In a 2017 Health Affairs piece, Peter Buerhaus, David Auerbach, and Douglas Staiger discussed an approaching healthcare challenge—the reality that many nurses of the Baby Boomer generation will soon retire, creating a shortage of experience among the remaining RN workforce. The article caused me to reflect on the broader condition of caregivers in the US, particularly that of non-professional caregivers, who face many of the same scenarios that confront professional nurses but must do so without the training and expertise of the experienced RNs who will soon leave the healthcare field. As these caregivers play an ever-greater role in safeguarding the health of our aging population, a note on the physical and mental health of caregivers, and how public health can best support these individuals, and, by extension, the populations they care for.

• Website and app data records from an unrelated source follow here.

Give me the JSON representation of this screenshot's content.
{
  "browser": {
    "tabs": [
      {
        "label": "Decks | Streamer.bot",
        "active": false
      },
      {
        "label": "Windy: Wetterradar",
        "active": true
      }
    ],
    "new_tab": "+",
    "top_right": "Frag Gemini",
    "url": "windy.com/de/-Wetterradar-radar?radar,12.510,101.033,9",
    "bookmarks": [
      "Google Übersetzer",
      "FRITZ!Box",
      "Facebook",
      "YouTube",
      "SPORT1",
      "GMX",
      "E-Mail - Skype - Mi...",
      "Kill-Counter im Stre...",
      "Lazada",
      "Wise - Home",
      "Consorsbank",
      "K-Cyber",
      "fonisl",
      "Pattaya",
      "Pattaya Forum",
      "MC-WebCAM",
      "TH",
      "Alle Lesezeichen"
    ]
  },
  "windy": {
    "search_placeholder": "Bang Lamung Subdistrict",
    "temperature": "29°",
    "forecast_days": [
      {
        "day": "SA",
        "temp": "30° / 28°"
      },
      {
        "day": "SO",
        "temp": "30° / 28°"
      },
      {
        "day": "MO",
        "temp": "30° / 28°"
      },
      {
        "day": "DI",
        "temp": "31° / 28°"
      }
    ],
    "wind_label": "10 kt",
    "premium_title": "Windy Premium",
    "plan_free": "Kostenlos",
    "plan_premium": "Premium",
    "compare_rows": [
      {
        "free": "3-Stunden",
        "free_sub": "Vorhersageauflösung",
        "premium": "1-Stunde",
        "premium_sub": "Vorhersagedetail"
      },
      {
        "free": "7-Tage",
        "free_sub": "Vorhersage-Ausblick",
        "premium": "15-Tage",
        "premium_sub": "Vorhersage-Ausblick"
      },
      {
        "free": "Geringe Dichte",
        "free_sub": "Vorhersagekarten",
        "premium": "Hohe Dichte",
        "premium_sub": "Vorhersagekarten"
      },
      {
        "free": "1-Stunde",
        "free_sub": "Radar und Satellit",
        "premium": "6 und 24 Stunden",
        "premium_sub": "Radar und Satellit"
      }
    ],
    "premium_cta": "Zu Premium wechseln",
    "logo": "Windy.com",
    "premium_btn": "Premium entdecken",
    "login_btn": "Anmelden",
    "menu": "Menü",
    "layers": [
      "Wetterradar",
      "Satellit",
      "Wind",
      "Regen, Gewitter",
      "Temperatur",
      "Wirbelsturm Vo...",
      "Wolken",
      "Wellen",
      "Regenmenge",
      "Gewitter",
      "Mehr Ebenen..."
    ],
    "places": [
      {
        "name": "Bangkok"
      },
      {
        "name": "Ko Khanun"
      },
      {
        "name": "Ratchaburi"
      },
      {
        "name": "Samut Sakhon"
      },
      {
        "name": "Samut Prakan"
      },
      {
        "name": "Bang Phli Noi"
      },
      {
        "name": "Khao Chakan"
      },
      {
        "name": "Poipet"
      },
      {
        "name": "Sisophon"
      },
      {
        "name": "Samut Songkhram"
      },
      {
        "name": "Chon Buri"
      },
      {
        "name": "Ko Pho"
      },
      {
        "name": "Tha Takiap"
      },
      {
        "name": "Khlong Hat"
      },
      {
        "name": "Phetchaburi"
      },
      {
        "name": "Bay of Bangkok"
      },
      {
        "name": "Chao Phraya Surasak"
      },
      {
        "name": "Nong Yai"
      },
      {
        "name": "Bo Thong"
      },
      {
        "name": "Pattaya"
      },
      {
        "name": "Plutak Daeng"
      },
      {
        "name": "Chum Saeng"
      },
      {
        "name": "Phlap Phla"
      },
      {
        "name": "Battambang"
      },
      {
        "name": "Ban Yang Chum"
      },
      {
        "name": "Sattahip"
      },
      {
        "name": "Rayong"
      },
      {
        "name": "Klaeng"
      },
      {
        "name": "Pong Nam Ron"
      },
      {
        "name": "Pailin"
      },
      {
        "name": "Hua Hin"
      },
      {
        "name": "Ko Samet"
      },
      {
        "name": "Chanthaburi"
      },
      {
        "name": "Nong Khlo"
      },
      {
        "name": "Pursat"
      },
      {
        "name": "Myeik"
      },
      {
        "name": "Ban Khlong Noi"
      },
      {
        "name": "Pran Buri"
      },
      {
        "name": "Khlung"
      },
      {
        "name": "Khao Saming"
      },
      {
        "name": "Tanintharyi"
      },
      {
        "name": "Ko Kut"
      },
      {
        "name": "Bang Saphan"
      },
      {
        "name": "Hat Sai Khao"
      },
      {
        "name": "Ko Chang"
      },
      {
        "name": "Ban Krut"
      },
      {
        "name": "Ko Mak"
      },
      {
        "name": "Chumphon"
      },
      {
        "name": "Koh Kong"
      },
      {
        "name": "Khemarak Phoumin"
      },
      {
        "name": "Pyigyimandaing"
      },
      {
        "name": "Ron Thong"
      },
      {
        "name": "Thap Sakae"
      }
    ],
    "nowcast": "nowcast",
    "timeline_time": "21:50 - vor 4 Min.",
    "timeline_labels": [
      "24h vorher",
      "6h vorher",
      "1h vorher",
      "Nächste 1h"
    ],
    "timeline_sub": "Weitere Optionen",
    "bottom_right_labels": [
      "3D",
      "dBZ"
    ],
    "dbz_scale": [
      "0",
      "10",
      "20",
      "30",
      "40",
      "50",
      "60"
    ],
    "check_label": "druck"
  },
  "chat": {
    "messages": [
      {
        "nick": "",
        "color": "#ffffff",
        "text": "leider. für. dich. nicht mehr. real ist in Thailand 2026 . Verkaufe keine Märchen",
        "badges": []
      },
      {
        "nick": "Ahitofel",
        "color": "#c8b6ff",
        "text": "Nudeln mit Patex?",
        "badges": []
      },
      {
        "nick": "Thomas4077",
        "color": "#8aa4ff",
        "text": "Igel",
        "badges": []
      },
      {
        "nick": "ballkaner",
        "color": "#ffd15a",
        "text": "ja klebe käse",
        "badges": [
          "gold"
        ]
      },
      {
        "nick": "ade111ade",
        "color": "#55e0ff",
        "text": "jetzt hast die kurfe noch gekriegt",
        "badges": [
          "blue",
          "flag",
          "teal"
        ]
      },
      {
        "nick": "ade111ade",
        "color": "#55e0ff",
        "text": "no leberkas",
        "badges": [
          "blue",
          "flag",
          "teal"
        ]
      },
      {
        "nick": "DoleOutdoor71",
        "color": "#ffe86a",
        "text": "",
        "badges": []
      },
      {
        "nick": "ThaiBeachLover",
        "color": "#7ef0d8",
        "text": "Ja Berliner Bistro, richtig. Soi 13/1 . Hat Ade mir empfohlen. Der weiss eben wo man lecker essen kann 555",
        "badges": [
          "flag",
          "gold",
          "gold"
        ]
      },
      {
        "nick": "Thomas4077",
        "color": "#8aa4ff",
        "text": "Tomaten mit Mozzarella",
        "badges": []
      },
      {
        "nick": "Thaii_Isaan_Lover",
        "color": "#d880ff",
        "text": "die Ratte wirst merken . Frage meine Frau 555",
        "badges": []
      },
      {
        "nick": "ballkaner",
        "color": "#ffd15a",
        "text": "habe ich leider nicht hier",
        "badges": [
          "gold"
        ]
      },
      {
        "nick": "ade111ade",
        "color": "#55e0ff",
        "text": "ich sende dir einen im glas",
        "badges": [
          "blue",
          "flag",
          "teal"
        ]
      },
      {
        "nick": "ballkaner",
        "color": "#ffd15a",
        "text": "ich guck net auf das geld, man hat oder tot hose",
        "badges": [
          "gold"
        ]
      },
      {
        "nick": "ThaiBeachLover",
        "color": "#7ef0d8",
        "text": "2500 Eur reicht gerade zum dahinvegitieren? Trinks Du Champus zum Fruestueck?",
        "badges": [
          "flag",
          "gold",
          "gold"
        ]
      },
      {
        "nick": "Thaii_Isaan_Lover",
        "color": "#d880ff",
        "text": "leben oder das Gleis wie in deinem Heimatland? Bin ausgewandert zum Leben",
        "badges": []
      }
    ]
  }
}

As I have written before, population aging is one of the central demographic shifts of the coming century and a key challenge for public health. The Population Reference Bureau projects that, by 2050, the total global population of people who are over the age of 65 will comprise 16 percent of the world’s population—nearly 1.5 billion people. This shift represents a dramatic increase since 1950 when people over the age of 65 totaled just five percent of the global population. In the United States, the number of Americans aged 65 and older is expected to more than doublebetween 2016 and 2060, from 46 million to more than 98 million, as the proportion of the 65+ age group rises from about 15 percent to about 24 percent of the world’s population. Aging populations face a range of distinct health challenges, from chronic disease to issues of mobility and mental health. Increasingly, the work of helping these populations navigate the challenges they face has been performed by unpaid caregivers, i.e. family or friends who provide full-time or part-time assistance to individuals with an illness or a disability due to age or other factors. Because caregivers must often balance their work with other day-to-day responsibilities, providing care can take a toll on their wellbeing.
Read the full piece at Psychology Today.